> [Task description]: Please report each line in the material below that includes "Library".

> [Exercise input]:
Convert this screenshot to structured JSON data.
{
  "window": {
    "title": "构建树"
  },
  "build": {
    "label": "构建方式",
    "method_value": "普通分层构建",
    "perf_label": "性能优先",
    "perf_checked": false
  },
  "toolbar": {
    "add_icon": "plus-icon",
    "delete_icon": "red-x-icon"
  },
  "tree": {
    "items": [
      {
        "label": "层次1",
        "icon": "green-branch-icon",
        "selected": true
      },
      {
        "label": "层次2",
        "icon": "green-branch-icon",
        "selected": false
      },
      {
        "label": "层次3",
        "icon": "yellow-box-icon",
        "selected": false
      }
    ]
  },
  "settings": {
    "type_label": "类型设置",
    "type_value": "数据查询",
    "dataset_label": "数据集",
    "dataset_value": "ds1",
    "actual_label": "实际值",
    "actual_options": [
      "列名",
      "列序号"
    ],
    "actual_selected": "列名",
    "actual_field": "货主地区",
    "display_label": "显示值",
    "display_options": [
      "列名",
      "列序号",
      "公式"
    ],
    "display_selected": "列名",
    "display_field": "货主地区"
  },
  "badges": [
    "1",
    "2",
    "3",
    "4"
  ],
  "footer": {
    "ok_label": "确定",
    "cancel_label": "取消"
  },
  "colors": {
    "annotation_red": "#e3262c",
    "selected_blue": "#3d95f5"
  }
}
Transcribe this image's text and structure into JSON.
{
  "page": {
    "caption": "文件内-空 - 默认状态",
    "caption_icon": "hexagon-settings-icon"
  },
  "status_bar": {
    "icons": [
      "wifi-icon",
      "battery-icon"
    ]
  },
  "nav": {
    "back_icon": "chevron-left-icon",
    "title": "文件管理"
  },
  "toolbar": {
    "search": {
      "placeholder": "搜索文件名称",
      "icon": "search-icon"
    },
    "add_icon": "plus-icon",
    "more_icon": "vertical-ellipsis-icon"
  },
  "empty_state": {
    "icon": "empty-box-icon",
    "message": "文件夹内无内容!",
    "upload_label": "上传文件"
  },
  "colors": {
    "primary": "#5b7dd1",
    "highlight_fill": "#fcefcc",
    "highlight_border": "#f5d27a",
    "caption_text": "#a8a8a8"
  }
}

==

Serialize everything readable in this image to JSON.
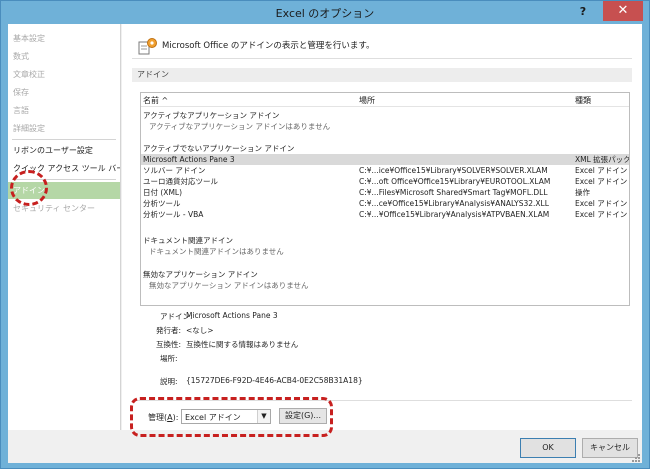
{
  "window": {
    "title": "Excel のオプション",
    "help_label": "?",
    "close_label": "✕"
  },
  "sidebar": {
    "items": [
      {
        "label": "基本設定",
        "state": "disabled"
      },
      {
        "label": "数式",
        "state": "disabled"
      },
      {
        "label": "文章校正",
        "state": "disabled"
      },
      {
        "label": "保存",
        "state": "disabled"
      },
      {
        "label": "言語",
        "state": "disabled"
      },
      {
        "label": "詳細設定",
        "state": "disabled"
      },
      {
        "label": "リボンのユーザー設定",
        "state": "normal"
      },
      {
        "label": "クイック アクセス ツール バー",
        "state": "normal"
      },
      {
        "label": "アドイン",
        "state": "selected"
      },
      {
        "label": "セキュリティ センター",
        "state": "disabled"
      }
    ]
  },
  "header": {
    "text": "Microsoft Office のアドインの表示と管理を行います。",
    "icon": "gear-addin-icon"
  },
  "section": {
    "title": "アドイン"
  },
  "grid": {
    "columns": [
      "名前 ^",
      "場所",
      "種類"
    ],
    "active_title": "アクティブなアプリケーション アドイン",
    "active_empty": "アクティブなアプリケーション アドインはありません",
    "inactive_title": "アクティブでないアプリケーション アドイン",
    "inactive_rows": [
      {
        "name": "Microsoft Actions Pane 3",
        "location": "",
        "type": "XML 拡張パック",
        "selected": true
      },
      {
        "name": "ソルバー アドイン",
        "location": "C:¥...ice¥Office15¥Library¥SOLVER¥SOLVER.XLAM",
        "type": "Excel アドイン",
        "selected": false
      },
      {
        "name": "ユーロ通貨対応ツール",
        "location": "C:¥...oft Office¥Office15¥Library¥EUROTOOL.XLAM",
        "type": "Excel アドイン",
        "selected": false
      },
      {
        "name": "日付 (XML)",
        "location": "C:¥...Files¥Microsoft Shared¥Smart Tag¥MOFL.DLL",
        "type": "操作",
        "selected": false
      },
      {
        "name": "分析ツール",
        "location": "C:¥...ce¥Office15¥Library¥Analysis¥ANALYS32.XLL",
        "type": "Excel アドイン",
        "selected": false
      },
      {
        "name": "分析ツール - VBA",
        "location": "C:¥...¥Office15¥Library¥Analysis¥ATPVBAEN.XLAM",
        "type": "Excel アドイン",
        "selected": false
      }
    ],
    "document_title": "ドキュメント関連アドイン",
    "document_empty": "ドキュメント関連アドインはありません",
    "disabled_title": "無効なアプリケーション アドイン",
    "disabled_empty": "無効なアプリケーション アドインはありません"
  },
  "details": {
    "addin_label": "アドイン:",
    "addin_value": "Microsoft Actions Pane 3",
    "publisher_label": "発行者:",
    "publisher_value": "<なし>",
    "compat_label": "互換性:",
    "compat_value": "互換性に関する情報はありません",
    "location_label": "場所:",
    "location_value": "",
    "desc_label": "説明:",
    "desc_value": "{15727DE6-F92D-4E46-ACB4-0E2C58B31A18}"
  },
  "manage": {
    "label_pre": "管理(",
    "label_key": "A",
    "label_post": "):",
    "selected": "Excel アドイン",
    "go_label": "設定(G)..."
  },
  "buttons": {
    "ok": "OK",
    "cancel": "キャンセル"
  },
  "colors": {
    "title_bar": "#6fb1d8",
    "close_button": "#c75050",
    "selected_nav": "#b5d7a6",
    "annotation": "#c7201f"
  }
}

> [Answer for the task]:
        "location": "C:¥...ice¥Office15¥Library¥SOLVER¥SOLVER.XLAM",
        "location": "C:¥...oft Office¥Office15¥Library¥EUROTOOL.XLAM",
        "location": "C:¥...ce¥Office15¥Library¥Analysis¥ANALYS32.XLL",
        "location": "C:¥...¥Office15¥Library¥Analysis¥ATPVBAEN.XLAM",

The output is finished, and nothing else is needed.